Element data from apps and pages
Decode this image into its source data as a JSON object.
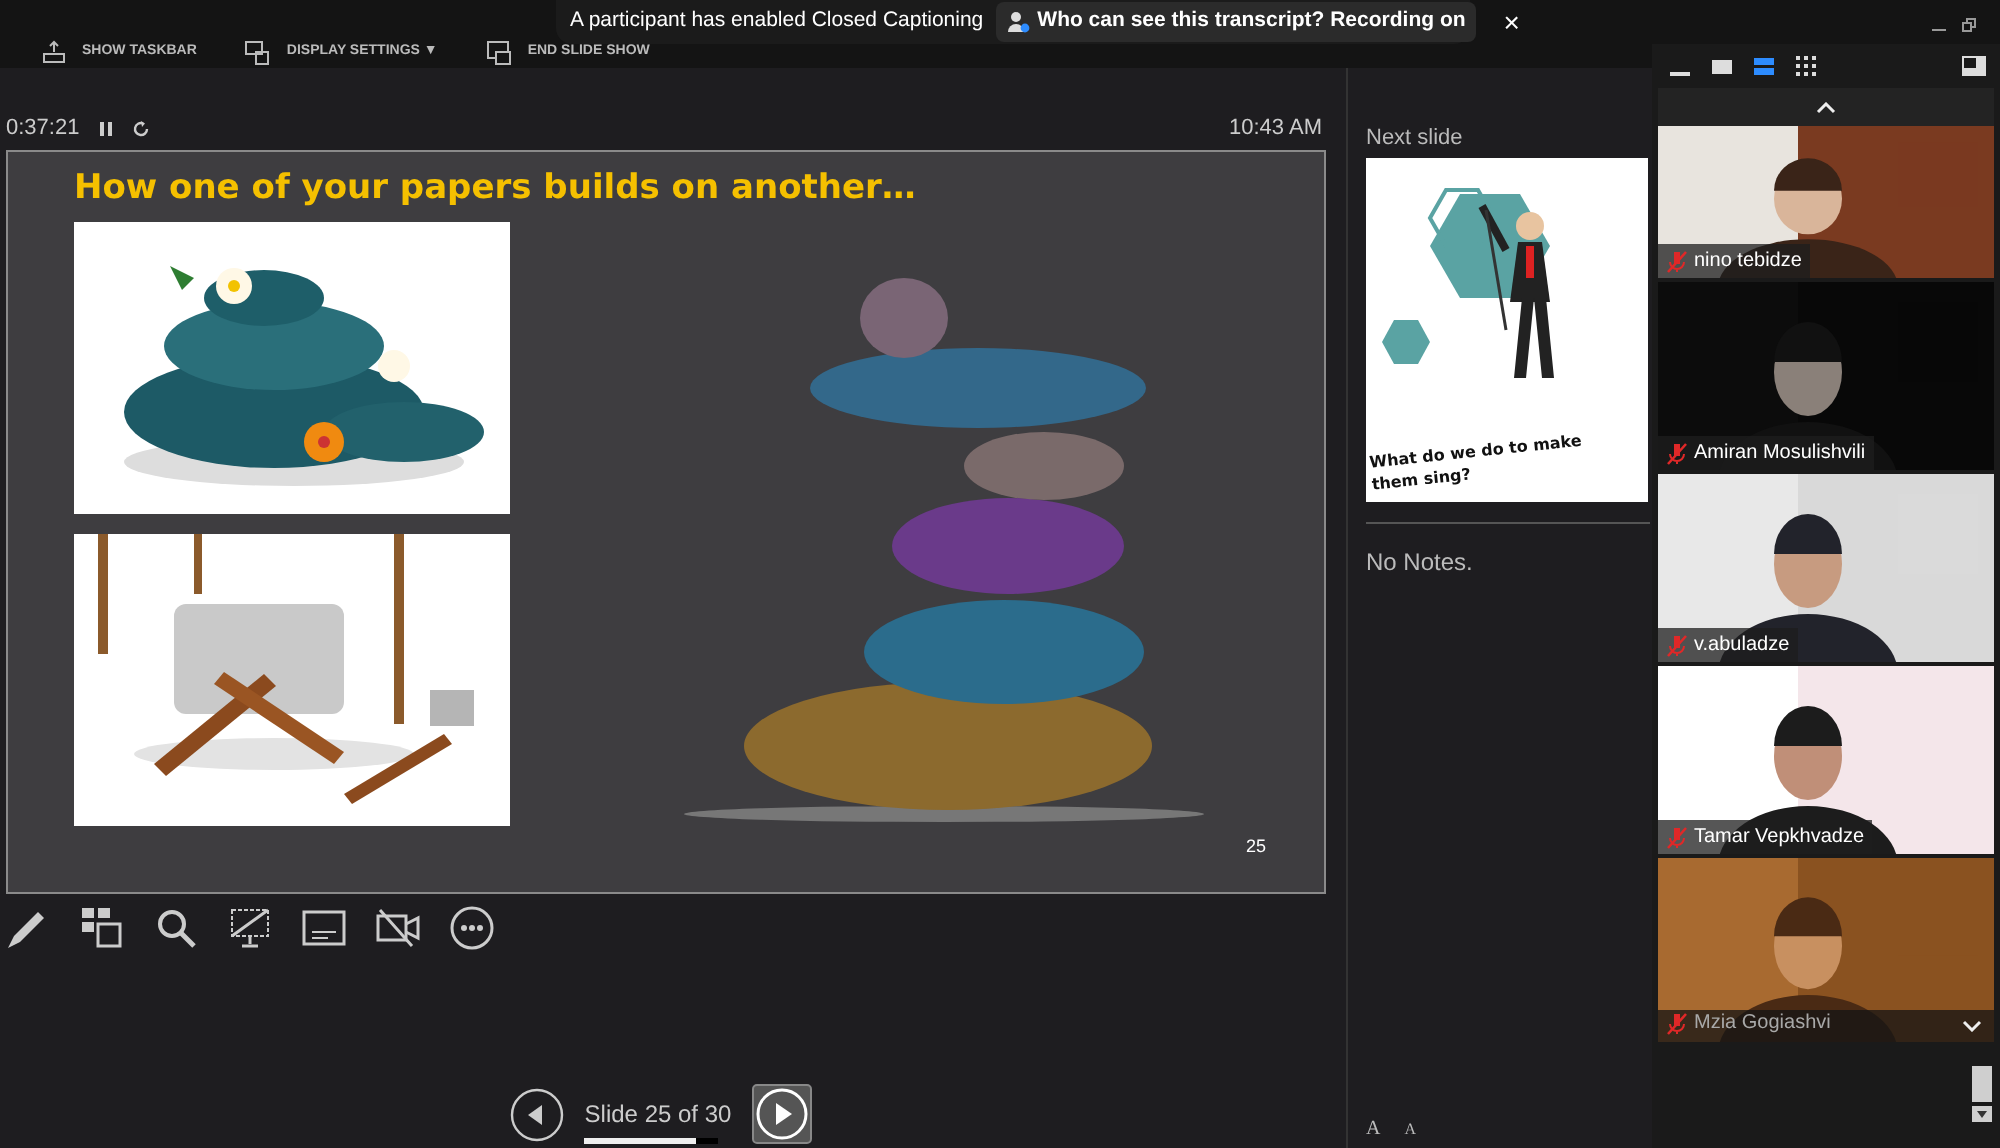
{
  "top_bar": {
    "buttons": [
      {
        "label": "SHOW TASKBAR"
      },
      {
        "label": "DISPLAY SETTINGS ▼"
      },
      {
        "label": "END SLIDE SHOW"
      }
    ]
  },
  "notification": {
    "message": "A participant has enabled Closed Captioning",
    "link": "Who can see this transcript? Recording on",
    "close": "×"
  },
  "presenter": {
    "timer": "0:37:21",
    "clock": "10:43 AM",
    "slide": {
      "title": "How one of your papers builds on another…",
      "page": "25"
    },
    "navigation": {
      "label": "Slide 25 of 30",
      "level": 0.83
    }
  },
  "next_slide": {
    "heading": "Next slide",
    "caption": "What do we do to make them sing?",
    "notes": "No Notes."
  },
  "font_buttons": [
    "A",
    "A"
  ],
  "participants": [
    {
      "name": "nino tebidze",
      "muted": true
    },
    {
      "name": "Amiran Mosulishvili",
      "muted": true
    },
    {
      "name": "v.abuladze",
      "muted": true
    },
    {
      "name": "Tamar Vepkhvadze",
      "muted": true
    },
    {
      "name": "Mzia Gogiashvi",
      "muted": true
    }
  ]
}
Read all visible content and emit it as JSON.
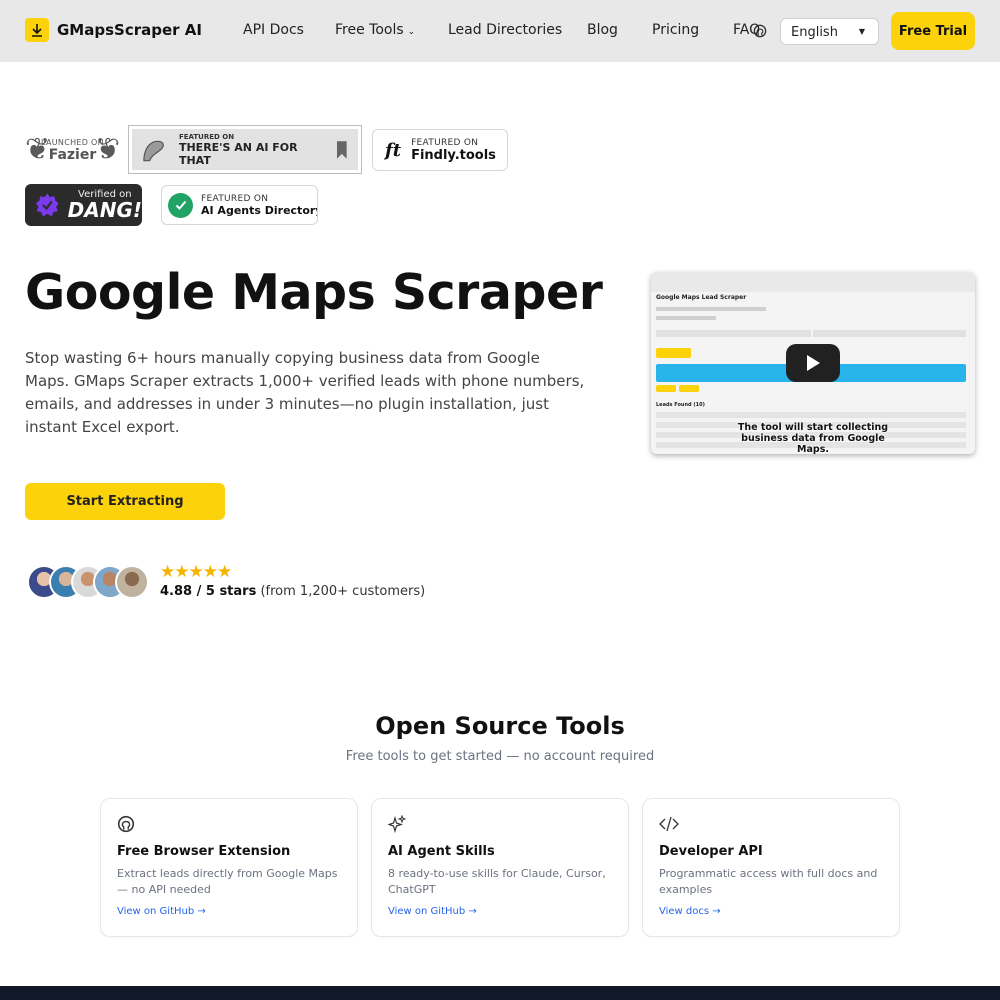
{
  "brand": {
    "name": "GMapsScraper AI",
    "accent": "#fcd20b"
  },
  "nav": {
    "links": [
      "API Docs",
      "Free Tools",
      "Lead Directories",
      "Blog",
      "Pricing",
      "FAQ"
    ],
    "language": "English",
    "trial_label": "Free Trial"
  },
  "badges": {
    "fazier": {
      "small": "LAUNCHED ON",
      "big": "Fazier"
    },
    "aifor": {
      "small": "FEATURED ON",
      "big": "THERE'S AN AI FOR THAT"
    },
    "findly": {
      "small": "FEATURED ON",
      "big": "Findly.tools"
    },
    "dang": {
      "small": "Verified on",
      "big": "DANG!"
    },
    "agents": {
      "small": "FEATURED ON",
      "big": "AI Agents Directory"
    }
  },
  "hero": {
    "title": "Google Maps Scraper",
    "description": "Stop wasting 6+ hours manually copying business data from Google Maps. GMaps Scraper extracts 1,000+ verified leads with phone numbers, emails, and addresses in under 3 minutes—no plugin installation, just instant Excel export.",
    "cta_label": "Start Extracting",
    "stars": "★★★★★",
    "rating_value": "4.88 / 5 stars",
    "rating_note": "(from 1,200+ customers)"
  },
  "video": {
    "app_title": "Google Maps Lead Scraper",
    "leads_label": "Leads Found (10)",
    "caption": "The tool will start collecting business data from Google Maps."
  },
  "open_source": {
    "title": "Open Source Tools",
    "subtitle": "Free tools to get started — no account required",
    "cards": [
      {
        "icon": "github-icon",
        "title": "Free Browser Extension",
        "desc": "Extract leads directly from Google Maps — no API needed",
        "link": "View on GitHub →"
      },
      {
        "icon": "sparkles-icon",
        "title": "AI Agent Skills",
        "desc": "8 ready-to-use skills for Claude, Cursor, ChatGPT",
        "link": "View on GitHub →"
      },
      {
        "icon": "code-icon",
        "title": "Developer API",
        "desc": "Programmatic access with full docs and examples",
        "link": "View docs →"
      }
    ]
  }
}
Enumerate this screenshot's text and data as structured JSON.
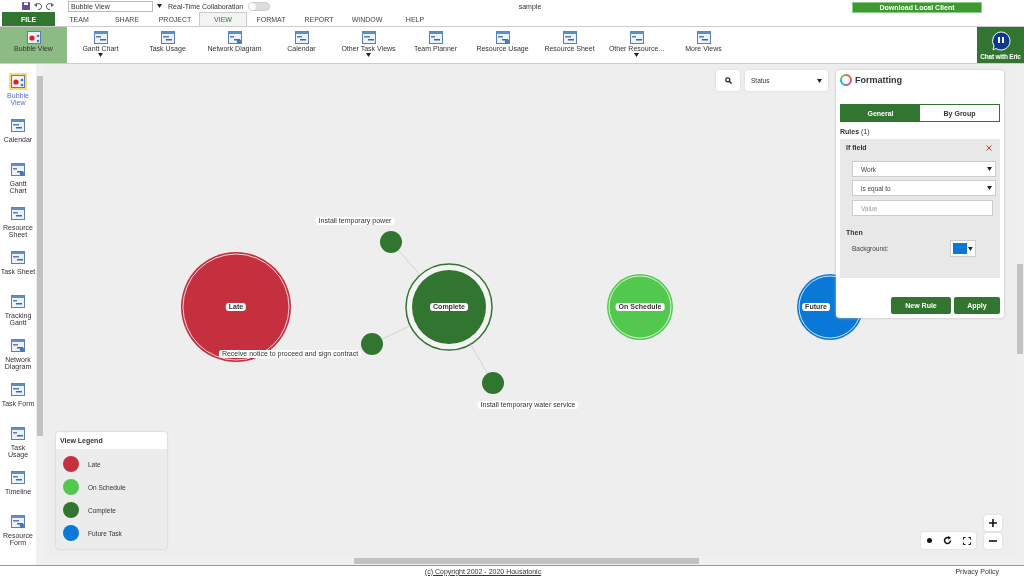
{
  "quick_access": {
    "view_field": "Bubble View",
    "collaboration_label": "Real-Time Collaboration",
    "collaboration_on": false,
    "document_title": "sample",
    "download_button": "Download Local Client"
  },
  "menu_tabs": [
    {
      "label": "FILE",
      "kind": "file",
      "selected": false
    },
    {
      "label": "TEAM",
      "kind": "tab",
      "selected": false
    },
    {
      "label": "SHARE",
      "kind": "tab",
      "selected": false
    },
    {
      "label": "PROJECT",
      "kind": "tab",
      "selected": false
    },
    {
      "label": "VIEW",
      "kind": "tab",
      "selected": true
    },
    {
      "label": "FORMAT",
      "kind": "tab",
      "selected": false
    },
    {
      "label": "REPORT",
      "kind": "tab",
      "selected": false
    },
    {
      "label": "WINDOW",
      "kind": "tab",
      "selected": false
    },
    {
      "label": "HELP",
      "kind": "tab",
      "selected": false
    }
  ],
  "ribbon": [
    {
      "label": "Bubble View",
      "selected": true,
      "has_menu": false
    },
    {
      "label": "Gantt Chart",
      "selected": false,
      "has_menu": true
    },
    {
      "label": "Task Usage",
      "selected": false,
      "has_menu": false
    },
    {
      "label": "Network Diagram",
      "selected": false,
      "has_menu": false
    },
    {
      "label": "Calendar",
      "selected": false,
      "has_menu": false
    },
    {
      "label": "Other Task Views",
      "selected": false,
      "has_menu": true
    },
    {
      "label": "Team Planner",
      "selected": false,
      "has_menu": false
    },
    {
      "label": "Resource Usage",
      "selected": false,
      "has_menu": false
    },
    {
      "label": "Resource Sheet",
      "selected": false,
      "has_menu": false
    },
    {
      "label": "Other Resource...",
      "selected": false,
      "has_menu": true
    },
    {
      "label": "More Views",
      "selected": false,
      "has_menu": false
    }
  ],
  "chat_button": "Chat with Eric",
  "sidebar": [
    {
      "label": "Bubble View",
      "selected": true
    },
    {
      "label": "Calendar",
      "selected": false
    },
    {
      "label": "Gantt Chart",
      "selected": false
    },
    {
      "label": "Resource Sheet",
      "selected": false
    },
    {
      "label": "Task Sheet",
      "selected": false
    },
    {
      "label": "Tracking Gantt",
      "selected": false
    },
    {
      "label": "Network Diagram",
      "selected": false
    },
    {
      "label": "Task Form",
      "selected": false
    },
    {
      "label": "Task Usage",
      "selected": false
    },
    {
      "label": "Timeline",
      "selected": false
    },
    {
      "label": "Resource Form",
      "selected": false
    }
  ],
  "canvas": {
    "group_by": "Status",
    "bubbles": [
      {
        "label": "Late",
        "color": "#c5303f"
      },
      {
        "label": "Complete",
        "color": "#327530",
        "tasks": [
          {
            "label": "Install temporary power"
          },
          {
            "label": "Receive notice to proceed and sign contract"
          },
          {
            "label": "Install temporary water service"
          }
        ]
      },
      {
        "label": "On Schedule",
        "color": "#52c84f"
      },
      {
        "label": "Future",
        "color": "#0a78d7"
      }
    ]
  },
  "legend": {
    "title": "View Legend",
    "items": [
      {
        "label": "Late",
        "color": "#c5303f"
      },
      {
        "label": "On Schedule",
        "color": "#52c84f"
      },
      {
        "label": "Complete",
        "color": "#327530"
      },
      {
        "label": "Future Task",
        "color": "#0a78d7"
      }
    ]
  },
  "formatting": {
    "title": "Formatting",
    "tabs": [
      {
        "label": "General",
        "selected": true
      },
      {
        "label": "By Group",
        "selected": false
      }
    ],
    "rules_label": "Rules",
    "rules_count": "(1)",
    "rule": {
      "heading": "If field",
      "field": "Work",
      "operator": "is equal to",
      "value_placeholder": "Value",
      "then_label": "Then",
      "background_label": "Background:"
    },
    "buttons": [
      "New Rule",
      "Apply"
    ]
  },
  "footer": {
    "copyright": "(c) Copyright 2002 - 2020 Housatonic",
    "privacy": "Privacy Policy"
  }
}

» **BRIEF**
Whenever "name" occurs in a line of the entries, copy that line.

» **SOLUTION BELOW**
      "name": "nino tebidze",
      "name": "Amiran Mosulishvili",
      "name": "v.abuladze",
      "name": "Tamar Vepkhvadze",
      "name": "Mzia Gogiashvi",
    "name": "GMapsScraper AI",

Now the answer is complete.